Oxytocin, a hormone known to influence a variety of emotional responses including attachment and social engagement, appears to be helpful as an adjunct to social-cognition training for some patients with schizophrenia, said Stephen Marder, M.D., of the Semel Institute for Neuroscience at UCLA yesterday at the International Congress on Schizophrenia Research in Orlando, Fla.

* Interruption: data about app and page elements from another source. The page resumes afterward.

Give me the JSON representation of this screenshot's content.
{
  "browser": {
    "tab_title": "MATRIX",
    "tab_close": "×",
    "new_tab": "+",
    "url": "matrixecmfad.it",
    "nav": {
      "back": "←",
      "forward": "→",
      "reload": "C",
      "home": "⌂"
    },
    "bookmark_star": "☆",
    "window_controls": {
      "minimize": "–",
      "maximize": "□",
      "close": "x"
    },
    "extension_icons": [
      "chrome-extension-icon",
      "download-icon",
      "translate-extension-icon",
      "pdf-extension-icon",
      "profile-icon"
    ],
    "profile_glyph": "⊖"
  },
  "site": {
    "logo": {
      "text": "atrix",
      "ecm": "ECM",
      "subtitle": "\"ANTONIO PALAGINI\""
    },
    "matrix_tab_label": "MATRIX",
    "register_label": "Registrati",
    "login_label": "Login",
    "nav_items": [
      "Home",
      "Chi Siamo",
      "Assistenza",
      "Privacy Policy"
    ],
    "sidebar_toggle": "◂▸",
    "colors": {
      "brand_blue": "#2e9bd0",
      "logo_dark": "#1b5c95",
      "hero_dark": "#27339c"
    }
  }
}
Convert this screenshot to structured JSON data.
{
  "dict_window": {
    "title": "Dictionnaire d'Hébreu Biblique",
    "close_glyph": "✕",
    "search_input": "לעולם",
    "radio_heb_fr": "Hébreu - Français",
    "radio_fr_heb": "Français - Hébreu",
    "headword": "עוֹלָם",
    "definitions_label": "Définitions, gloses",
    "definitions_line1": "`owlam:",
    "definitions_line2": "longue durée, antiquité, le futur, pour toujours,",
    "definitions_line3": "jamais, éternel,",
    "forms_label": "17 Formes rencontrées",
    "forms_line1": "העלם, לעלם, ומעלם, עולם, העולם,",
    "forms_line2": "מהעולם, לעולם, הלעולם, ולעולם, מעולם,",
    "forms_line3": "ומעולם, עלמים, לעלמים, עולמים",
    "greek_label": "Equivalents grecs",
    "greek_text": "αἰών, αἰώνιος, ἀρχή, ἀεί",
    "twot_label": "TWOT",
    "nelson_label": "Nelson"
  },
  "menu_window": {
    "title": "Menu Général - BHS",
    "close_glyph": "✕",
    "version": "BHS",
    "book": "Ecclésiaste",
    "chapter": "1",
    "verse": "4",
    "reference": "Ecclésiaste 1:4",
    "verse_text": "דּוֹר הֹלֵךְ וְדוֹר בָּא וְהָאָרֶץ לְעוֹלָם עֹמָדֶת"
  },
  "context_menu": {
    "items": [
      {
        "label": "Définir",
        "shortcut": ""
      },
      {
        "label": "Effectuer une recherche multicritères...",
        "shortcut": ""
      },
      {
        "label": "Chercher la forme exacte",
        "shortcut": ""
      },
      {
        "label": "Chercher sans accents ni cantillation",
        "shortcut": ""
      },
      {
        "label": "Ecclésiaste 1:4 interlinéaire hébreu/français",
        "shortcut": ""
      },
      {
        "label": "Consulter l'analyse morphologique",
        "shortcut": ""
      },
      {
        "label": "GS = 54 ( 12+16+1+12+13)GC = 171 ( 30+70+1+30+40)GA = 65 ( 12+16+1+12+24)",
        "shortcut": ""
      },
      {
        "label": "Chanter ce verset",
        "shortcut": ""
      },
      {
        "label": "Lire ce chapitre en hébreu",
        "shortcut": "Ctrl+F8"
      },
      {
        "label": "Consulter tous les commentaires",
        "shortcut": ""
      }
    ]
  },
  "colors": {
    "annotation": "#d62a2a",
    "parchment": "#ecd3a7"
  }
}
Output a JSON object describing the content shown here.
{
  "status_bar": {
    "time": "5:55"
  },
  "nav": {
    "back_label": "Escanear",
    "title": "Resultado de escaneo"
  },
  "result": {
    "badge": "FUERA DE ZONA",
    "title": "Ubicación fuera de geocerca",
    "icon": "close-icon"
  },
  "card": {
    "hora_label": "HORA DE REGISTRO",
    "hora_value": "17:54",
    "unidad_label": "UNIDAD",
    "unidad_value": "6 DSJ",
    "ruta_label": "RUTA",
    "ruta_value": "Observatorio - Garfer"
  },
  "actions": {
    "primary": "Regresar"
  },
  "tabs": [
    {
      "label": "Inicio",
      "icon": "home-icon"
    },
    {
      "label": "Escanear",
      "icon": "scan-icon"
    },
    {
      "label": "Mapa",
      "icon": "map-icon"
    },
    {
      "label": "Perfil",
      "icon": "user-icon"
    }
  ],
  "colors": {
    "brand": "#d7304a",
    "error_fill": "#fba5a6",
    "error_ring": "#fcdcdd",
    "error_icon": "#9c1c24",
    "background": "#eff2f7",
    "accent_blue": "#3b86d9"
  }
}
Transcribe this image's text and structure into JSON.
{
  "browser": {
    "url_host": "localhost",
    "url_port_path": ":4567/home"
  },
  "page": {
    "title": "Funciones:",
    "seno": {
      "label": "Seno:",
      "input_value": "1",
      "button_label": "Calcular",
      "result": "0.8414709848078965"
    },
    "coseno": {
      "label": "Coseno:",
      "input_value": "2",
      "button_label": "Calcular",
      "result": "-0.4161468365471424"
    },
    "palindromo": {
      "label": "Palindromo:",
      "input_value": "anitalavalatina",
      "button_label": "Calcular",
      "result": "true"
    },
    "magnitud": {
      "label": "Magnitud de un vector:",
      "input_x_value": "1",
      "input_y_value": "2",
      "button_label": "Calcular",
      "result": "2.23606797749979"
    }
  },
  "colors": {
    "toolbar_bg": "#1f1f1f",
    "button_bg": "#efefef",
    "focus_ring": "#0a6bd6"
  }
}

Marder made his remarks during a symposium on “Pharmacological Approaches for Facilitating Non-Pharmacologic Treatments.” He outlined evidence for impairment in social cognition in schizophrenia and its relationship to poorer outcome, as well as studies indicating that training can improve social cognition and evidence for the efficacy of oxytocin in enhancing empathic accuracy and recognition of positive and negative social cues. Marder explained that social cognition consists of “lower level” cognitive skills—such as recognition of facial cues—and “higher order” skills such as the ability to make emotional inferences and recognize sarcasm, for instance. He then described studies at UCLA in which schizophrenia patients were administered oxytocin prior to receiving social-cognition training. The findings were intriguing: while the skills training was primarily useful for lower-level social skills, the oxytocin appeared to enhance the higher-level skills of drawing accurate inferences from social cues and empathic accuracy.
APA, Psychiatric News Alert